The perfectly fitting title Afterword: Haunting or Reception? which marks the ending of the book, recapitulates the monograph’s main idea, and, in addition, offers a brief, yet stimulating discussion of the concept of reception.[1] Anatomising the culturally and ideologically charged term “reception”, Uden astutely states that the very notion of reception, of receiving something, rests on a volitional basis. However, this underestimates the ways the past has already shaped people’s opinions and views, by definition against their will and without their even noticing. The Gothic metaphor of “haunting”, on the other hand, encapsulates this concept. Thus, Uden’s afterword opens more subjects for examination stimulated by his discussion throughout the book.

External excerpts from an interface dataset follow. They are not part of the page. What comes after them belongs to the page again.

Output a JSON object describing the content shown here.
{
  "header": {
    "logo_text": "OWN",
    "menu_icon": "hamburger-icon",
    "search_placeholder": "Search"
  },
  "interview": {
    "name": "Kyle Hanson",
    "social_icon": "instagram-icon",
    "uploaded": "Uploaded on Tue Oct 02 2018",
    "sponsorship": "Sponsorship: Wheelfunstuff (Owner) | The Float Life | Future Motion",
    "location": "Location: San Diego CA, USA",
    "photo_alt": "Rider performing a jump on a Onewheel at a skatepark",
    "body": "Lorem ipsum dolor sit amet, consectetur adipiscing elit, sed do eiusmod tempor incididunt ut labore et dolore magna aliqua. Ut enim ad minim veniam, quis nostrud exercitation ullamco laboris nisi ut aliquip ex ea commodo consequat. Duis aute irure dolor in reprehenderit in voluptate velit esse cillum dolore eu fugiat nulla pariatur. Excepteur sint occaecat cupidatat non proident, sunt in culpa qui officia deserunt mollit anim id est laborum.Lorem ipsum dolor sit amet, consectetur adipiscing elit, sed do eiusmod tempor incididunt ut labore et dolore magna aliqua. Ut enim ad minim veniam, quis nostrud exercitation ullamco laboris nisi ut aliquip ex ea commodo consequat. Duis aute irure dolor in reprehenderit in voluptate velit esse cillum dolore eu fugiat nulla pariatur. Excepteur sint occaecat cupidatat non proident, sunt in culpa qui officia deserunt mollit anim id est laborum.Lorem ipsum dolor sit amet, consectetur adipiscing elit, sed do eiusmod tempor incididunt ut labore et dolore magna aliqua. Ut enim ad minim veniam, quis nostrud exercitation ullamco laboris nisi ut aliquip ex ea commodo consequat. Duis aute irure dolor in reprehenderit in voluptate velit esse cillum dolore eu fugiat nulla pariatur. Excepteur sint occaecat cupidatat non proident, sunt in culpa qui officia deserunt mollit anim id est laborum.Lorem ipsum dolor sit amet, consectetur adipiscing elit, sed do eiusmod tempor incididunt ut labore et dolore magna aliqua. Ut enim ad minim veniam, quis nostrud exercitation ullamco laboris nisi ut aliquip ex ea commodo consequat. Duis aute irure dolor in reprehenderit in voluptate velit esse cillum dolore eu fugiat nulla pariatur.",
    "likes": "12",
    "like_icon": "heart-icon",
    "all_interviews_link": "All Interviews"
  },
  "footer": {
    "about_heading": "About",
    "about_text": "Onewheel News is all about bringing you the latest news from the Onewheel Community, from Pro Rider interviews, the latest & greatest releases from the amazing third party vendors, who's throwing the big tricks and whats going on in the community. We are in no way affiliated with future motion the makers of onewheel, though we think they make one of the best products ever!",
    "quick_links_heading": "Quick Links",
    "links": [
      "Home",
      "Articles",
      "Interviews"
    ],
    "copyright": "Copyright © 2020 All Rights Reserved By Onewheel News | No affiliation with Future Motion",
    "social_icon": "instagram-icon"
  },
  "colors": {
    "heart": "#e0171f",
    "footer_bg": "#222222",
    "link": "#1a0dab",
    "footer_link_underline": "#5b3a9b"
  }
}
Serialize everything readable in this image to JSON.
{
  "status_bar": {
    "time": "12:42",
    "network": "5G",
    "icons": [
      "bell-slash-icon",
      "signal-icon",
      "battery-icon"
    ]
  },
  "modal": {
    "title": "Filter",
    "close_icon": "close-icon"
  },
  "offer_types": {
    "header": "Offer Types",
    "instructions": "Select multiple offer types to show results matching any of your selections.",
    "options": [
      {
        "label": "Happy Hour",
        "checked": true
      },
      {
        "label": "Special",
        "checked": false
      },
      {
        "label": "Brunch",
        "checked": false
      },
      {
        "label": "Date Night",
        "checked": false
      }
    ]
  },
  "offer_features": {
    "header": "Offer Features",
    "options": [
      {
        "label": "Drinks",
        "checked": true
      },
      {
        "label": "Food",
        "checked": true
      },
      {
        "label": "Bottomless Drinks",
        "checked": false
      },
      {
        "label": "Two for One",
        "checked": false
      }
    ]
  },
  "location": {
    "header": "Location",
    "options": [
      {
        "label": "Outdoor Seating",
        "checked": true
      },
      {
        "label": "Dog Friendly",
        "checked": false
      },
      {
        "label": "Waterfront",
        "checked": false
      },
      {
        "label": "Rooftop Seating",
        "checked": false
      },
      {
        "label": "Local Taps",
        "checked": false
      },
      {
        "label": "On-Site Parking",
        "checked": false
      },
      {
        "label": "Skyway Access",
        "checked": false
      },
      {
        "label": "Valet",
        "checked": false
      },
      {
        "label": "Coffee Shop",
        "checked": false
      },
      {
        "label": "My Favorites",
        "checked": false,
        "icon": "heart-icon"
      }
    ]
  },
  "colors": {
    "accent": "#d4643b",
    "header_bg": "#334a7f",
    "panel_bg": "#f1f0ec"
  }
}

However, and as it is to be expected, not all the smaller points in the book are of equal weight. In most cases, Uden seems aware of this and chooses to shield himself with appropriate phrasing, e.g. p. 132 “It might signal a comment to the reader” (emphasis mine). The main argument of the book, though, remains valid. Regarding the editing, the unjustified text in the footnotes disrupts the book’s otherwise exceptional editorial quality (misprints and typos are vanishingly rare).[2]  Despite offering novel and striking insights, the book is readily accessible to non-specialists. All non-English quotations are (commendably) translated and details of editions used are given in the footnotes. Uden gives due acknowledgement when drawing on the work of previous scholars, but clearly indicates where he dissents from them and where he is developing original interpretations, making it easier for the reader to evaluate his own contributions.

All in all, the Spectres of Antiquity is a valuable addition to Classical Scholarship, Gothic studies, and those interested in the concept of Reception.

Table of Contents

Introduction (p. 1-23)
1. Gothic and Classical in Eighteenth-Century Criticism: Ghosts, Knights, and the Sublime (p. 25-54)
2. Horace Walpole, Gothic Classicism, and the Aesthetics of Collection (p. 55-84)
3. Ann Radcliffe’s Classical Remembrances (p. 85-119)
4. Queer Urges and the Act of Translation: Matthew Lewis (p. 121-155)
5. Classical Idols and the Early American Gothic: the Skepticism of Charles Brockden Brown (p. 157-189)
6. Embodied Antiquity: Mary Shelley’s Relationships with the Past (p. 191- 225)
Afterword: Haunting or Reception? (p. 227-233)

Notes

[1] On the term, see James Uden, “Reception”, in Roy K. Gibson and Christopher L. Whitton (eds.), The Cambridge Critical Guide to Latin Literature (Cambridge, forthcoming).

[2] On p. 111, n. 93 there is need of spacing after the colon. On p. 129, n. 35 for “A Monk” read “The Monk”. On p. 140 n. 77 Paul’s “Romans” is not italicised. On p. 208, n. 58 there is unnecessary spacing before the semicolon. Lastly, on p. 212, n. 71 the “M.” for M. Shelley is duplicated.